Records excerpted from a collection:
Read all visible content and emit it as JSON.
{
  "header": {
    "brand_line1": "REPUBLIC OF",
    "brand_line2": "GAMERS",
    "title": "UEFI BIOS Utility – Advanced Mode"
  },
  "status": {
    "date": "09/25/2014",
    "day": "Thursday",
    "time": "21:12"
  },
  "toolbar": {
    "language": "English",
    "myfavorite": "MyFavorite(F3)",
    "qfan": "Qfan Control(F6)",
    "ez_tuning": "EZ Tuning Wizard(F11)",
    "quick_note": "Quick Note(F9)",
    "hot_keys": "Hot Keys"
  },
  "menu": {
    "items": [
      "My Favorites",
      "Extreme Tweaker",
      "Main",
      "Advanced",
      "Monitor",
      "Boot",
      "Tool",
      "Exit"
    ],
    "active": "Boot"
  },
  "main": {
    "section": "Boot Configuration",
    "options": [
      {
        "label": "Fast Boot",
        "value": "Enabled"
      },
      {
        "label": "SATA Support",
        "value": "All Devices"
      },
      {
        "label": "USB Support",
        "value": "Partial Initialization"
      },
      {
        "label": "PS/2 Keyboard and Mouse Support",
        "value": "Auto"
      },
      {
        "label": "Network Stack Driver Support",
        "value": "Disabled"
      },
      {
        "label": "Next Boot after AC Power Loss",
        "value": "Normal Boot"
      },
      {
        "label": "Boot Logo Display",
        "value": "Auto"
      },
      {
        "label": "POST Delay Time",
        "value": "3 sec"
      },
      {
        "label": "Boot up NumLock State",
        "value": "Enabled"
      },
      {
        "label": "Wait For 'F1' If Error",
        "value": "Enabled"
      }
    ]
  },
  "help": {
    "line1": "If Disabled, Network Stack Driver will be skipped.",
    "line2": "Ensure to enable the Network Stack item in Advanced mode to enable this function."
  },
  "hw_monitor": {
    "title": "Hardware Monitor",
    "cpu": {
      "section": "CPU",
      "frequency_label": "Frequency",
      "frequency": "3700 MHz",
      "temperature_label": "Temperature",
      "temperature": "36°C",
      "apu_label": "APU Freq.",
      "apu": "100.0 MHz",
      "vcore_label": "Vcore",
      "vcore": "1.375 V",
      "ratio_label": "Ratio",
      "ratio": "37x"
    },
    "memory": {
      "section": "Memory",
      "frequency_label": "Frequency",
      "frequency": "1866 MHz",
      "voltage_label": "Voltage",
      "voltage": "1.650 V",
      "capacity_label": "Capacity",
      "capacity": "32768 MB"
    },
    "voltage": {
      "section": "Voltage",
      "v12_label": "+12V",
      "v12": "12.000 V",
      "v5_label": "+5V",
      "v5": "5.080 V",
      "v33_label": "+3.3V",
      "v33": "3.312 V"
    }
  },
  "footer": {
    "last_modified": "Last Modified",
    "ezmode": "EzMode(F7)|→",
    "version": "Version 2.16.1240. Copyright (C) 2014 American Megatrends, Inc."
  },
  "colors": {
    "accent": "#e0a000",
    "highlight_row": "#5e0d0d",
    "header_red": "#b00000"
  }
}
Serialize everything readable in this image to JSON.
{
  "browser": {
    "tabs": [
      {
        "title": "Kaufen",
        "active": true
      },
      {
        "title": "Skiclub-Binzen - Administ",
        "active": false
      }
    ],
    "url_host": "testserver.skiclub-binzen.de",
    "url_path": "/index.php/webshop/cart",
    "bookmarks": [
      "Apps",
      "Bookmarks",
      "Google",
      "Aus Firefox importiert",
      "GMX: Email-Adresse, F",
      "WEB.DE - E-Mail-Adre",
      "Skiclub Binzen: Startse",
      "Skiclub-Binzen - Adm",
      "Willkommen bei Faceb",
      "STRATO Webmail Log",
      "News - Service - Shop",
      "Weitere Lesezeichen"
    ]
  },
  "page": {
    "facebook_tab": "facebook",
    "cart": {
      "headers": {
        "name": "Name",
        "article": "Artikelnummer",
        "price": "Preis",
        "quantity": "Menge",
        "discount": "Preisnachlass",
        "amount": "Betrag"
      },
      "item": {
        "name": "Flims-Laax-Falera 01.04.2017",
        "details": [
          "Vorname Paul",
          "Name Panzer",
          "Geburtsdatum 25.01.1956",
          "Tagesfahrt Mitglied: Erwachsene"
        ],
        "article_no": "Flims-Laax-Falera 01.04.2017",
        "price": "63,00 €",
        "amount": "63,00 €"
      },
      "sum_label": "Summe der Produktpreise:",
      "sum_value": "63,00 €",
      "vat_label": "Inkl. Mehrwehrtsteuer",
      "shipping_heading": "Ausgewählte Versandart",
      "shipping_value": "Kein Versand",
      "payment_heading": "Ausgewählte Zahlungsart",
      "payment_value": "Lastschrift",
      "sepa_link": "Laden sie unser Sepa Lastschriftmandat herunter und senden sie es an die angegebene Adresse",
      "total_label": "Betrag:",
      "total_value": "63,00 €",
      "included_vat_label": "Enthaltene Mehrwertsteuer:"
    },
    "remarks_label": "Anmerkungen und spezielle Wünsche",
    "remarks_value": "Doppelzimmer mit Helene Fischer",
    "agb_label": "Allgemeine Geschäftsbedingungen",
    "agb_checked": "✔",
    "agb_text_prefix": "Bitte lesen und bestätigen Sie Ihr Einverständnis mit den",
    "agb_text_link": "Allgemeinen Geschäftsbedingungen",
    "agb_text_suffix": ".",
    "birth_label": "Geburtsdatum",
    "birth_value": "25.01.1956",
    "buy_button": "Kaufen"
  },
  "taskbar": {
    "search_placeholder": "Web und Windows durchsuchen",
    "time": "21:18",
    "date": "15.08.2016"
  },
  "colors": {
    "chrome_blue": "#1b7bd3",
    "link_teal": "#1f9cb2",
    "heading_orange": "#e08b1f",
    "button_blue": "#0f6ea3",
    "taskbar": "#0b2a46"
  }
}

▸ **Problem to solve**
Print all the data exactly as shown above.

▸ **Completed exercise**
Read all visible content and emit it as JSON.
{
  "header": {
    "brand_line1": "REPUBLIC OF",
    "brand_line2": "GAMERS",
    "title": "UEFI BIOS Utility – Advanced Mode"
  },
  "status": {
    "date": "09/25/2014",
    "day": "Thursday",
    "time": "21:12"
  },
  "toolbar": {
    "language": "English",
    "myfavorite": "MyFavorite(F3)",
    "qfan": "Qfan Control(F6)",
    "ez_tuning": "EZ Tuning Wizard(F11)",
    "quick_note": "Quick Note(F9)",
    "hot_keys": "Hot Keys"
  },
  "menu": {
    "items": [
      "My Favorites",
      "Extreme Tweaker",
      "Main",
      "Advanced",
      "Monitor",
      "Boot",
      "Tool",
      "Exit"
    ],
    "active": "Boot"
  },
  "main": {
    "section": "Boot Configuration",
    "options": [
      {
        "label": "Fast Boot",
        "value": "Enabled"
      },
      {
        "label": "SATA Support",
        "value": "All Devices"
      },
      {
        "label": "USB Support",
        "value": "Partial Initialization"
      },
      {
        "label": "PS/2 Keyboard and Mouse Support",
        "value": "Auto"
      },
      {
        "label": "Network Stack Driver Support",
        "value": "Disabled"
      },
      {
        "label": "Next Boot after AC Power Loss",
        "value": "Normal Boot"
      },
      {
        "label": "Boot Logo Display",
        "value": "Auto"
      },
      {
        "label": "POST Delay Time",
        "value": "3 sec"
      },
      {
        "label": "Boot up NumLock State",
        "value": "Enabled"
      },
      {
        "label": "Wait For 'F1' If Error",
        "value": "Enabled"
      }
    ]
  },
  "help": {
    "line1": "If Disabled, Network Stack Driver will be skipped.",
    "line2": "Ensure to enable the Network Stack item in Advanced mode to enable this function."
  },
  "hw_monitor": {
    "title": "Hardware Monitor",
    "cpu": {
      "section": "CPU",
      "frequency_label": "Frequency",
      "frequency": "3700 MHz",
      "temperature_label": "Temperature",
      "temperature": "36°C",
      "apu_label": "APU Freq.",
      "apu": "100.0 MHz",
      "vcore_label": "Vcore",
      "vcore": "1.375 V",
      "ratio_label": "Ratio",
      "ratio": "37x"
    },
    "memory": {
      "section": "Memory",
      "frequency_label": "Frequency",
      "frequency": "1866 MHz",
      "voltage_label": "Voltage",
      "voltage": "1.650 V",
      "capacity_label": "Capacity",
      "capacity": "32768 MB"
    },
    "voltage": {
      "section": "Voltage",
      "v12_label": "+12V",
      "v12": "12.000 V",
      "v5_label": "+5V",
      "v5": "5.080 V",
      "v33_label": "+3.3V",
      "v33": "3.312 V"
    }
  },
  "footer": {
    "last_modified": "Last Modified",
    "ezmode": "EzMode(F7)|→",
    "version": "Version 2.16.1240. Copyright (C) 2014 American Megatrends, Inc."
  },
  "colors": {
    "accent": "#e0a000",
    "highlight_row": "#5e0d0d",
    "header_red": "#b00000"
  }
}
Serialize everything readable in this image to JSON.
{
  "browser": {
    "tabs": [
      {
        "title": "Kaufen",
        "active": true
      },
      {
        "title": "Skiclub-Binzen - Administ",
        "active": false
      }
    ],
    "url_host": "testserver.skiclub-binzen.de",
    "url_path": "/index.php/webshop/cart",
    "bookmarks": [
      "Apps",
      "Bookmarks",
      "Google",
      "Aus Firefox importiert",
      "GMX: Email-Adresse, F",
      "WEB.DE - E-Mail-Adre",
      "Skiclub Binzen: Startse",
      "Skiclub-Binzen - Adm",
      "Willkommen bei Faceb",
      "STRATO Webmail Log",
      "News - Service - Shop",
      "Weitere Lesezeichen"
    ]
  },
  "page": {
    "facebook_tab": "facebook",
    "cart": {
      "headers": {
        "name": "Name",
        "article": "Artikelnummer",
        "price": "Preis",
        "quantity": "Menge",
        "discount": "Preisnachlass",
        "amount": "Betrag"
      },
      "item": {
        "name": "Flims-Laax-Falera 01.04.2017",
        "details": [
          "Vorname Paul",
          "Name Panzer",
          "Geburtsdatum 25.01.1956",
          "Tagesfahrt Mitglied: Erwachsene"
        ],
        "article_no": "Flims-Laax-Falera 01.04.2017",
        "price": "63,00 €",
        "amount": "63,00 €"
      },
      "sum_label": "Summe der Produktpreise:",
      "sum_value": "63,00 €",
      "vat_label": "Inkl. Mehrwehrtsteuer",
      "shipping_heading": "Ausgewählte Versandart",
      "shipping_value": "Kein Versand",
      "payment_heading": "Ausgewählte Zahlungsart",
      "payment_value": "Lastschrift",
      "sepa_link": "Laden sie unser Sepa Lastschriftmandat herunter und senden sie es an die angegebene Adresse",
      "total_label": "Betrag:",
      "total_value": "63,00 €",
      "included_vat_label": "Enthaltene Mehrwertsteuer:"
    },
    "remarks_label": "Anmerkungen und spezielle Wünsche",
    "remarks_value": "Doppelzimmer mit Helene Fischer",
    "agb_label": "Allgemeine Geschäftsbedingungen",
    "agb_checked": "✔",
    "agb_text_prefix": "Bitte lesen und bestätigen Sie Ihr Einverständnis mit den",
    "agb_text_link": "Allgemeinen Geschäftsbedingungen",
    "agb_text_suffix": ".",
    "birth_label": "Geburtsdatum",
    "birth_value": "25.01.1956",
    "buy_button": "Kaufen"
  },
  "taskbar": {
    "search_placeholder": "Web und Windows durchsuchen",
    "time": "21:18",
    "date": "15.08.2016"
  },
  "colors": {
    "chrome_blue": "#1b7bd3",
    "link_teal": "#1f9cb2",
    "heading_orange": "#e08b1f",
    "button_blue": "#0f6ea3",
    "taskbar": "#0b2a46"
  }
}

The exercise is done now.